Kermit Ruffins & The BBQ Swingers
Bullet’s Sports Bar (7p.m.)
Come see Kermit at home in the 7th Ward, and get to bed early
Broadway St Market (9a.m.-1p.m.)
Weekly Tues Gig- Uptown edition of the city's prime local market
The 6th Ward's home brass band saunters over to Frenchmen for some New Orleans music.
Shadowbox (8 p.m.)
A sci-fi, Latino noir performance. No guacamole for immigrant haters!
The Old Firehouse (7 p.m.)
Eat, drink and be merry at this neighborhood event
Walter Wolfman Washington
Fiery blues on Frenchmen - every week
Banks Street Bar (10 p.m.)
Blues rock and BLTs!
Country Club (All Day)
Weekly Wed Gig- $3 martinis and free admission for the service industry folks.
Mississippi Rail Co.
Maple Leaf Bar (10 p.m.)
Blues on Oak St.
Weekly Wed Gig- The world's premiere washboard-sousaphone-guitar trio.
Treme Brass Band
Candlelight Lounge (9 p.m.)
Weekly Wed Gig- Pass on by and see the 6th Ward’s home band.
Ogden Museum (6-8p.m.)
This week feat. a book launch for Inventing Reality, music from Helen Gillet and Luke Brectelsbauer
Hi-Ho Lounge (10p.m.)
Ginger Licious hosts cabaret, burlesque, vaudeville and more!
Spice Bar & Grill (8p.m.)
Stooges on N. Broad St. No cover!
Les Bon Temps Roule (11p.m.)
Roll with the Rebels on Magazine
'Arrivals' Series on NOLA Newcomers Kicks off with La. Purchase
For centuries, hordes of people have flocked to New Orleans, helping shape the cultural landscape of the city. As local geographer-historian Richard Campanella has pointed out, each wave of out-of-towners brings with them new architectural, socioeconomic, and political influences.
Now, as we experience yet another resurgence of transplants, the Louisiana Humanities Center encourages residents to look back on this history in their three-part series of panel discussions, Arrivals.
“The overall goal is to add a historical context to the changing landscape,” said Brian Boyles, Director of Public Relations and Programming at LHC. “[It’s a conversation] that could shed some light on other occasions when large influxes came to the city.”
With movie crews posted up in front of Audubon Park and transplants driving up prices in the Marigny, many natives have their own opinion about the city’s post-Katrina popularity. Rather than alter perspectives, the panel series aims to set a precedent for this type of change.
“What we face today is we have a unique culture that the outside is going to trample on,” said Boyles. “Those are the kind of sentiments that were going on then too.”

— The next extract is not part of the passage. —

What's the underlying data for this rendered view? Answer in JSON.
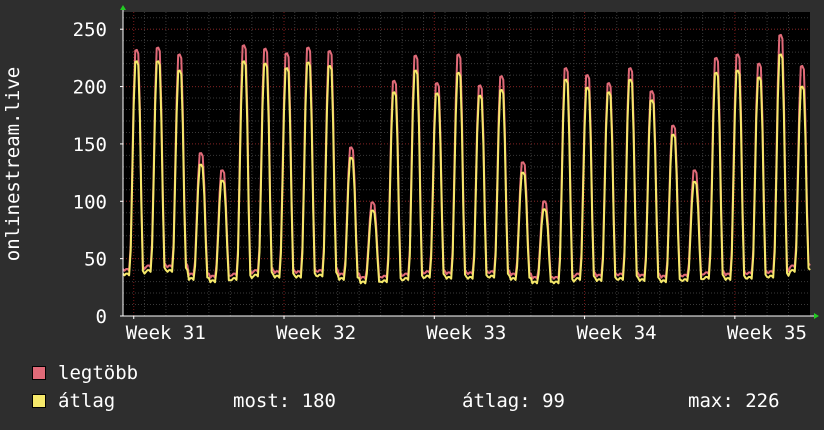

Tonight, Dr. Raphael Cassimere of the University of New Orleans, Dr. Emily Clark of Tulane University and Dr. Larry Powell, author of The Accidental City, will tackle the issue of new residents from the colonial period through the Louisiana Purchase.

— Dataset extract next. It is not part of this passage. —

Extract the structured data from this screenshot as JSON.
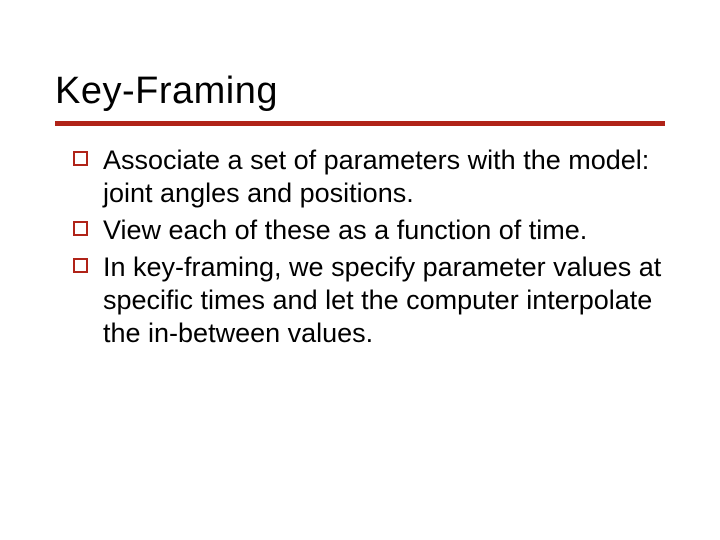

“In that period we see four or five big influxes,” said Boyles.
From the first French settlers to the African slave trade to the Spanish takeover and even to the Haitian Revolution, New Orleans was a city shaped by its outsiders.

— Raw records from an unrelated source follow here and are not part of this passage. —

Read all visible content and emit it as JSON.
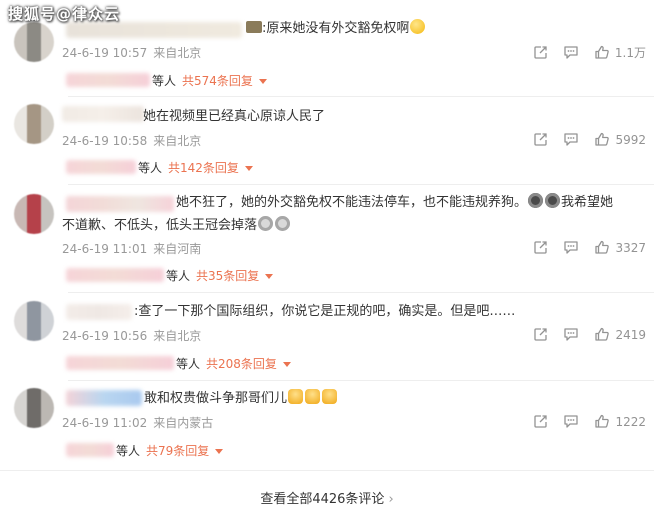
{
  "watermark": "搜狐号@律众云",
  "comments": [
    {
      "text_before": ":原来她没有外交豁免权啊",
      "time": "24-6-19 10:57",
      "location": "来自北京",
      "likes": "1.1万",
      "reply_prefix": "等人",
      "reply_label": "共574条回复"
    },
    {
      "text": "她在视频里已经真心原谅人民了",
      "time": "24-6-19 10:58",
      "location": "来自北京",
      "likes": "5992",
      "reply_prefix": "等人",
      "reply_label": "共142条回复"
    },
    {
      "text_line1_a": "她不狂了，她的外交豁免权不能违法停车，也不能违规养狗。",
      "text_line1_b": "我希望她",
      "text_line2": "不道歉、不低头，低头王冠会掉落",
      "time": "24-6-19 11:01",
      "location": "来自河南",
      "likes": "3327",
      "reply_prefix": "等人",
      "reply_label": "共35条回复"
    },
    {
      "text": ":查了一下那个国际组织，你说它是正规的吧，确实是。但是吧……",
      "time": "24-6-19 10:56",
      "location": "来自北京",
      "likes": "2419",
      "reply_prefix": "等人",
      "reply_label": "共208条回复"
    },
    {
      "text": "敢和权贵做斗争那哥们儿",
      "time": "24-6-19 11:02",
      "location": "来自内蒙古",
      "likes": "1222",
      "reply_prefix": "等人",
      "reply_label": "共79条回复"
    }
  ],
  "footer": {
    "view_all": "查看全部4426条评论"
  },
  "colors": {
    "link": "#eb7350",
    "meta": "#999999",
    "divider": "#eeeeee"
  },
  "icons": [
    "share-icon",
    "comment-icon",
    "like-icon",
    "chevron-right-icon",
    "caret-down-icon"
  ]
}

“We’re looking for folks to come and ask questions and get more of a perspective on the city,” said Boyles.
Continuing the series, author Richard Campanella, Dr. Laura Kelly of Tulane and others will address post-Civil War New Orleans through the turn of the century on October 30. The panel series will culminate on November 13 with a look at the post-Katrina world with Allison Plyer, Executive Director of the Greater New Orleans Data Center, Rafael Delgadillo and others.
Panel discussions begin at 6 p.m. at the Louisiana Humanities Center (938 Lafayette Street).
Dead Huey Long, Emma Boyce, Ian Hoch, Sarah Esenwein, Will Dilella, Chris Rinaldi, Lianna Patch, Phil Yiannopoulos, Cate Czarnecki, Mary Kilpatrick, Norris Ortolano, Joe Shriner
Michael Weber, B.A.
Assistant Managing Editor
B. E. Mintz
Published Daily by
Minced Media, Inc.